I threw up in my mouth a little bit while I was watching this. Phil Hansons work conjures up all the reasons I no longer dine with 6 year olds. Dont think I wouldnt understand if you disagreed with me. Sure, its art. Its also the reason why the rest of the world hates us, right? The only rewarding thing about this video as far as Im concerned is that awesome little dog, who must’ve been convinced that day that he could control people with his thoughts.
Oh yeah. One more thing. Its an Arbys Commercial. Consumerism has now officially penetrated every orifice of my daily life. Boo
Coulie, Border Collie/ Golden Retriever cross, Lethbridge, Alberta, Canada
Taken by Coulie
San Diego-based photographer Chris Keeney might have orchestrated the series PetCam, but it’s not his artistic eye that captured the shots. No, instead he handed the job over to an unlikely set of collaborators: animals, including his dog Fred and cat Alice. Chickens, pigs, cows, and guinea pigs living all around the world partake in the fun with a lightweight camera that’s tailored to their size. Keeny set the shutter to click at specified intervals of time that range from a fraction of a second to many seconds.
The photographer stresses that these cameras don’t impede the movement or happiness of the subjects, and they’re given free reign to go about their day: exploring sights and sounds, relaxing under a car, and scaling rooftops. For us, the results present a view that we don’t often see – one that’s from the vantage point of an animal. Some of the photos are distorted, others confusing, but all are intriguing; they provide us a look into what catches these creatures’ eyes as the move throughout the world.
The photography of Amanda Charchian is like a vaguely familiar dream. Her series featured here make a strange sort of sense in much the way a dreams do. Titled When There is Nothing Left to Burn, You Have to Set Yourself on Fire, Charchian makes use of an all female cast of subjects, primary coloring, peculiar lighting, and hazily 1970’s fashion photography aesthetic for an understated surreal atmosphere. However, she especially makes skillful use of the scenery blending all of the components into one sun-induced hallucination. Interestingly, she says of her process:
“I really enjoy what I do, so I am constantly working. I am very fast paced and I like working in a trance state, so it doesn’t suit me to adhere to a particular plan. The process always starts with that sort of light bulb flash (usually when I am doing something really mundane), and then I refine the concept. With that concept lurking, the physical making of the work always becomes very intuitive.” (via)

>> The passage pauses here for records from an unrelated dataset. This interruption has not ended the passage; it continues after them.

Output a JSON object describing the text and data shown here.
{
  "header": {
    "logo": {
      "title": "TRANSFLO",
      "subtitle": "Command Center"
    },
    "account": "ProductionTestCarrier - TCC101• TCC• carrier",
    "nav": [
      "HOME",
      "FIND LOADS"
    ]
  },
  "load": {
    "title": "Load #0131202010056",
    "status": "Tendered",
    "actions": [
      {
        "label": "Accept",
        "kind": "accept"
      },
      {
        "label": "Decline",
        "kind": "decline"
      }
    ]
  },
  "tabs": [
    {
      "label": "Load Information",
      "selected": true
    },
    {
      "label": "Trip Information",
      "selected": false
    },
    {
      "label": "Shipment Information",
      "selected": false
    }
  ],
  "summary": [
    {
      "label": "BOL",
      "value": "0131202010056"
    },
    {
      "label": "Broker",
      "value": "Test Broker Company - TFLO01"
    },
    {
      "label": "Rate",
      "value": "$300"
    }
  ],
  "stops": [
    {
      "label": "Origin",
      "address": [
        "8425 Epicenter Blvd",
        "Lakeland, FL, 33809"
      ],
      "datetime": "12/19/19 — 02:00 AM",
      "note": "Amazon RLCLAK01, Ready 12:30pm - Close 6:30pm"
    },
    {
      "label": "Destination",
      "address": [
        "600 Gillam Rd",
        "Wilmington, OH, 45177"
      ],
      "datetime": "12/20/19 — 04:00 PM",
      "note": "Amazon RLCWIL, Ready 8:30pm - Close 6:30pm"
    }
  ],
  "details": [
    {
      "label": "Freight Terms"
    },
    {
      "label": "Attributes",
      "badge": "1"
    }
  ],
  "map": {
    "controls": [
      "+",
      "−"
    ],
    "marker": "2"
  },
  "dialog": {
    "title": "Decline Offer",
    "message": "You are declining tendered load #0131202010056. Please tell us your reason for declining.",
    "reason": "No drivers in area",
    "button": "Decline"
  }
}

Australian artist Numskull presents his work both on the street and in galleries. His segmented use of vintage typography and Native American imagery is dangerously similar to that of FAILE’s mixed media work, but his energetic character designs establish him as a force all his own. Goofy gets three eyes and Bart Simpson hair, and the character takes on a completely new persona. Hysterical, almost toothless grins populate the streets. The world would be a better place if it was populated with even more visuals from the mind of Numskull.
The artist has work on display at Mishka‘s flagship in Brooklyn.
Celebrity photography is usually quite dull focusing on the popularity and power of the star. So it’s a breath of fresh air to pull up the portfolio of London based photographer Levon Biss and discover images of celebrities that are full of humor, quirky narrative, and unique sets.